# Collection entries
☆ ☆ ☆ ☆ ☆

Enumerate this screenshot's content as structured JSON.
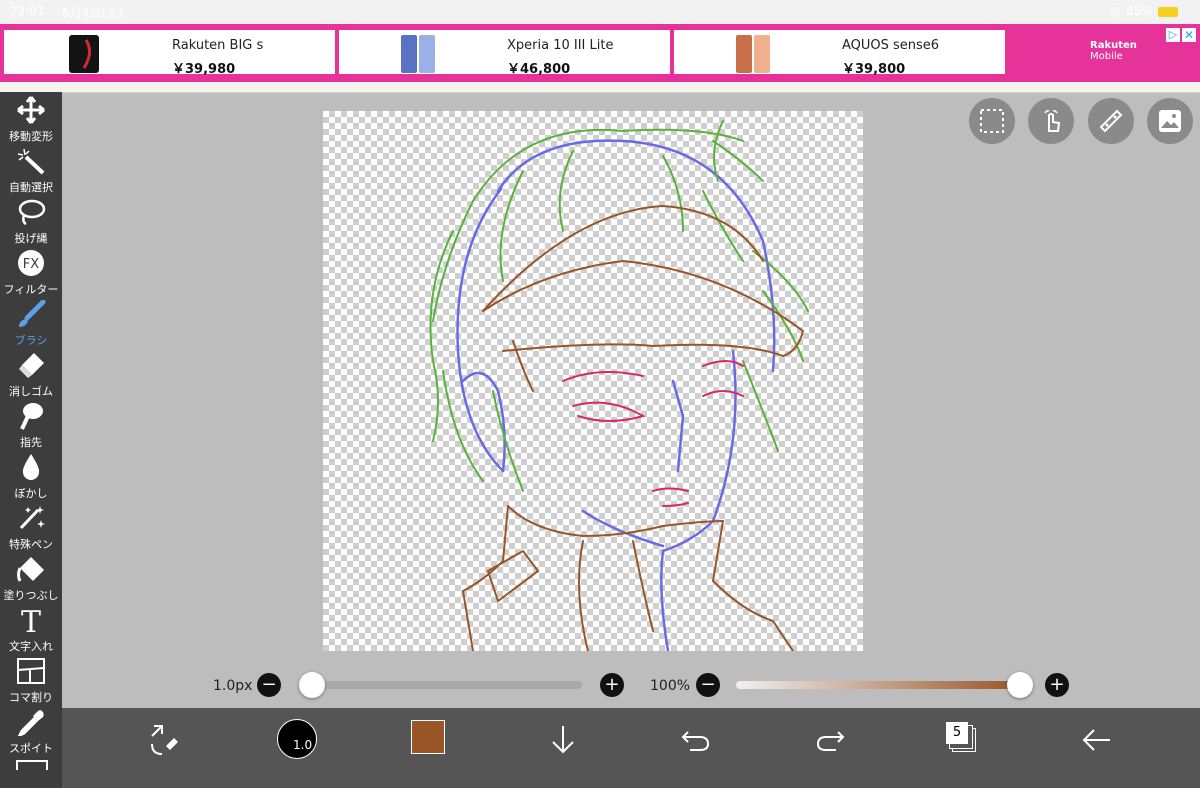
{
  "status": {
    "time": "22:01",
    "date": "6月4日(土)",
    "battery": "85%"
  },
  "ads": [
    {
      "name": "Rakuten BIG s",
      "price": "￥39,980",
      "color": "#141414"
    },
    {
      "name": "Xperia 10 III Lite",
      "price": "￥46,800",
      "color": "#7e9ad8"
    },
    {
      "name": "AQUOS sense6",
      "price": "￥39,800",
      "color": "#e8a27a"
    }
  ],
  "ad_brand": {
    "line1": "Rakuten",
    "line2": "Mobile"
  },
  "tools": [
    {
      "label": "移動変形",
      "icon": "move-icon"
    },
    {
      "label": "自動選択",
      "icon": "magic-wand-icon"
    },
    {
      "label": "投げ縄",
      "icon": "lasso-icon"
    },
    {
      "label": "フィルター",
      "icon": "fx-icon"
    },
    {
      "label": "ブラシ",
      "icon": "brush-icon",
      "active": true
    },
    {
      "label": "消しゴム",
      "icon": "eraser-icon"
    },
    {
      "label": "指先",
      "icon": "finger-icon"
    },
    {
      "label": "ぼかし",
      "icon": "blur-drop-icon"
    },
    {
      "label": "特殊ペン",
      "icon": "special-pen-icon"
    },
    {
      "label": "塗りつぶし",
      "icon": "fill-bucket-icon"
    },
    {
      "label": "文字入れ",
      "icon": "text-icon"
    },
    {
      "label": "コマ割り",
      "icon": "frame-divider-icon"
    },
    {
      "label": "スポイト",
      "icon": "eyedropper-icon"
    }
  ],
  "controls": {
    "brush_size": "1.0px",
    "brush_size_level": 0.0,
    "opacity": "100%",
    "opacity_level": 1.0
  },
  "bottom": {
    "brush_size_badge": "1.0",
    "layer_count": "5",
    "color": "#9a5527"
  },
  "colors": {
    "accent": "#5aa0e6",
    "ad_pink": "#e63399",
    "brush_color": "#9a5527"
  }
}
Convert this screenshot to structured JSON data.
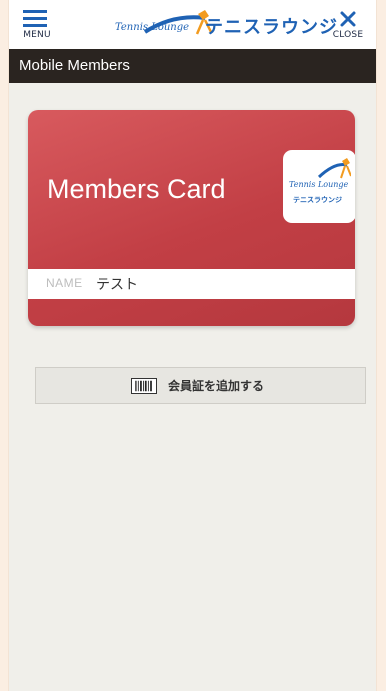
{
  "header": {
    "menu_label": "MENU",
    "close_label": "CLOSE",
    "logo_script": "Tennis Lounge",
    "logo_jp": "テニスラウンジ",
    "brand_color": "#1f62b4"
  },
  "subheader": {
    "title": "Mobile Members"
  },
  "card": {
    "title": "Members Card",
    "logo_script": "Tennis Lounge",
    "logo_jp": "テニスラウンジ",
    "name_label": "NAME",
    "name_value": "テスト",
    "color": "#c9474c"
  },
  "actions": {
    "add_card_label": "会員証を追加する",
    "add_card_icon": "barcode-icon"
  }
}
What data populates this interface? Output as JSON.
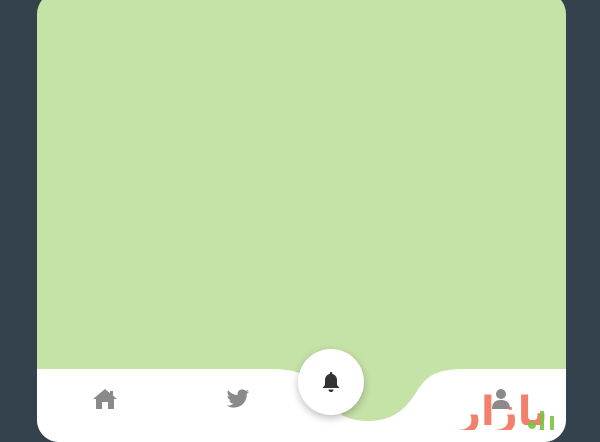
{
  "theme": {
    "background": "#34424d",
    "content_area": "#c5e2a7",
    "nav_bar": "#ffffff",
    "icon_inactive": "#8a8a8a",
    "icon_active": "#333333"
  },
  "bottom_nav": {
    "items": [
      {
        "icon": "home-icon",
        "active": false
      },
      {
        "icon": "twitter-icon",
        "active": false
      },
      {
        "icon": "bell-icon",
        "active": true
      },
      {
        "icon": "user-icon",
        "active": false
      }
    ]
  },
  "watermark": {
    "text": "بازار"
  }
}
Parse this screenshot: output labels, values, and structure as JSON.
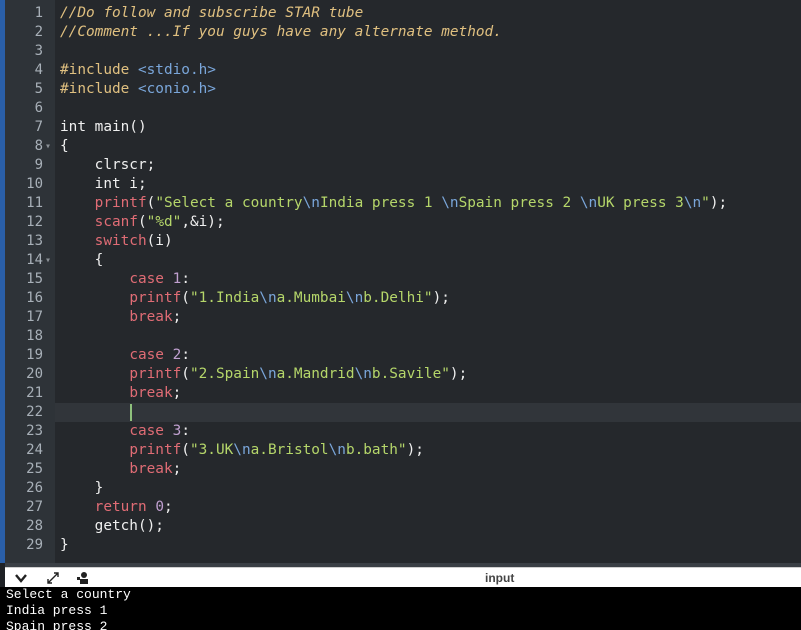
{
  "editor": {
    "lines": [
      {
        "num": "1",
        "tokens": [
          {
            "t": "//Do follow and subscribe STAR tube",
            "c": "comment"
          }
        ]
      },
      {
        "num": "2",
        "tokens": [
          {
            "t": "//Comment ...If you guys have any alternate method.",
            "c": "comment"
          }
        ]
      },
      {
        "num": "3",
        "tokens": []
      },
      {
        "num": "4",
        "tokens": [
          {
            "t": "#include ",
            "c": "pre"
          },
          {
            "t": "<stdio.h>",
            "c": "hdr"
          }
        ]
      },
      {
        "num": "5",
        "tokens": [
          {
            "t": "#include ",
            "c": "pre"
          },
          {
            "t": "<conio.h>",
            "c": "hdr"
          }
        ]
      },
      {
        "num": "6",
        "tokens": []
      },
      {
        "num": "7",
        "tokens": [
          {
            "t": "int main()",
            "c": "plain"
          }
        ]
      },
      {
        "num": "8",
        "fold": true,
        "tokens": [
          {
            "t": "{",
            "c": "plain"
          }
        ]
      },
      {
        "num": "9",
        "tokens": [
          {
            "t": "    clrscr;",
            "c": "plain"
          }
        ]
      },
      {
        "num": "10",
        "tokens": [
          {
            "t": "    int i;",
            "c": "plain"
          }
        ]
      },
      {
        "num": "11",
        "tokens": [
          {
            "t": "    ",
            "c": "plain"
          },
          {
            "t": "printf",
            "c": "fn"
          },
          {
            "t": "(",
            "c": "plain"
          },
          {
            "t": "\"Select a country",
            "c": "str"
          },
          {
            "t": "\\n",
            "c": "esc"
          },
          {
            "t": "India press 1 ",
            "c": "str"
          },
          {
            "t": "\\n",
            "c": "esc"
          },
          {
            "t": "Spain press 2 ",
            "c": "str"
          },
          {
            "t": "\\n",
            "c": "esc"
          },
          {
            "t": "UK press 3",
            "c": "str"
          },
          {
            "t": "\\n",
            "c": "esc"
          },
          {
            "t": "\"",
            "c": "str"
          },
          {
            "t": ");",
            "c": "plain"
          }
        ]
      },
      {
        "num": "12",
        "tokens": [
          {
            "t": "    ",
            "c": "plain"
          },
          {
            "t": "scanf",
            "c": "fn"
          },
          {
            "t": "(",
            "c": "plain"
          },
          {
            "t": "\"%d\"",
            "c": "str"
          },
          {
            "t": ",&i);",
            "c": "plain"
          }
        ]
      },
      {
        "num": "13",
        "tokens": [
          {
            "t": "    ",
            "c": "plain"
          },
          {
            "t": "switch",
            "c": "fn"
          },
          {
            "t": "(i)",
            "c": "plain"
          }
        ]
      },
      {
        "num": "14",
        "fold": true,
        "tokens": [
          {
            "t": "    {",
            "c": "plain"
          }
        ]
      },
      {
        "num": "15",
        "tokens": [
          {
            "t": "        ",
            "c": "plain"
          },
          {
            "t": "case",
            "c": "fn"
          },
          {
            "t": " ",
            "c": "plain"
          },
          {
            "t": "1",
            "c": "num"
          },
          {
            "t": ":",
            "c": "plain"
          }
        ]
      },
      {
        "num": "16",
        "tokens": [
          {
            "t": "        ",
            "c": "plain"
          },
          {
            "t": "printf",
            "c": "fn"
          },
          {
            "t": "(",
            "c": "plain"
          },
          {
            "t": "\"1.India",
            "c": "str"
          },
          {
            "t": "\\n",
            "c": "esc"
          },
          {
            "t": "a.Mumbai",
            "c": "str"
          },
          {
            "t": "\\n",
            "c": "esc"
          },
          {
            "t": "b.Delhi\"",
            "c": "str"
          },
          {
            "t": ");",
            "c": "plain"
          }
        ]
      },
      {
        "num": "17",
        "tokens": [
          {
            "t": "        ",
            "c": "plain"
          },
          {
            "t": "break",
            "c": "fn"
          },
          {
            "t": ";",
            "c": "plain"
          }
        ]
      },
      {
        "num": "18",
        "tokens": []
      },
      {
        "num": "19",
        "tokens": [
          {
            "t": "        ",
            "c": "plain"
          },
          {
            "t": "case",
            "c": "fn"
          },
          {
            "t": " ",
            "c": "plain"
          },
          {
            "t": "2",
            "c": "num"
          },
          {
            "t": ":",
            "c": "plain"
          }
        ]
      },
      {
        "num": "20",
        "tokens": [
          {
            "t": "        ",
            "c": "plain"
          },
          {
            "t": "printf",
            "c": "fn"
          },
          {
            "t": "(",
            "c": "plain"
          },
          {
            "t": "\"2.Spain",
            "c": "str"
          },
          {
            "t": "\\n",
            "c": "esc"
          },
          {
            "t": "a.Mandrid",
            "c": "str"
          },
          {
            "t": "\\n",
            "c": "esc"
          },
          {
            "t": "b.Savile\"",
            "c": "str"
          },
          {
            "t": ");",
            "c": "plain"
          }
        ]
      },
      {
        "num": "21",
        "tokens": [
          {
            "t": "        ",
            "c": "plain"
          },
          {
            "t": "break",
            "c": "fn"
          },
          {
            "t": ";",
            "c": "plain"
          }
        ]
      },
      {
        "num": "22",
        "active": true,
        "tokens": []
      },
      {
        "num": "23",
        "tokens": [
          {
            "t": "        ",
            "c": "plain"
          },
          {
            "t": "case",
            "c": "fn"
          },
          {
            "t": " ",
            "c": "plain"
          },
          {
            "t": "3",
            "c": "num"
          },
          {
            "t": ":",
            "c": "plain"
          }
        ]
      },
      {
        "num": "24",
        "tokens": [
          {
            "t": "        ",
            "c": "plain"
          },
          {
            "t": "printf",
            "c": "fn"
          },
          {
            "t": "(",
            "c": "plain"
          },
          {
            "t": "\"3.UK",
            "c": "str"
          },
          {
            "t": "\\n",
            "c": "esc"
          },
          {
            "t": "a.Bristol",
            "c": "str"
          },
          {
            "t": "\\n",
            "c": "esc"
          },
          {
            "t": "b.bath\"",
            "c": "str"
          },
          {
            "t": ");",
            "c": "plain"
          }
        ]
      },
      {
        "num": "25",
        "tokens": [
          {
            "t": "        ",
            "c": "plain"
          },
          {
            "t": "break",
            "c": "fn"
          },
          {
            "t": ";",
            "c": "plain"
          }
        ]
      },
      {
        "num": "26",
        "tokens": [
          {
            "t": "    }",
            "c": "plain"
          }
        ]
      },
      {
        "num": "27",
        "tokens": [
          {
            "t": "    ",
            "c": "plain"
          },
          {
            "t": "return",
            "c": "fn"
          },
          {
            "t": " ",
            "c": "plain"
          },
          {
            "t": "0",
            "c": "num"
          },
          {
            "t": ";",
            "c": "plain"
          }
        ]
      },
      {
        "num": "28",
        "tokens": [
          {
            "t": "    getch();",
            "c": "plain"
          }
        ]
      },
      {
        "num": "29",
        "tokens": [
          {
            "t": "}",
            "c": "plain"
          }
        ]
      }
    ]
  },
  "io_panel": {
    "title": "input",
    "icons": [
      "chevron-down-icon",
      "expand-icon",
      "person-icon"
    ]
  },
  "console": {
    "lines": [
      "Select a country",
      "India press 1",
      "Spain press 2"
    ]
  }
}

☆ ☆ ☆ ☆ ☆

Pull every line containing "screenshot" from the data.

Enumerate this screenshot's content as structured JSON.
Convert this screenshot to structured JSON data.
Parse this screenshot: output labels, values, and structure as JSON.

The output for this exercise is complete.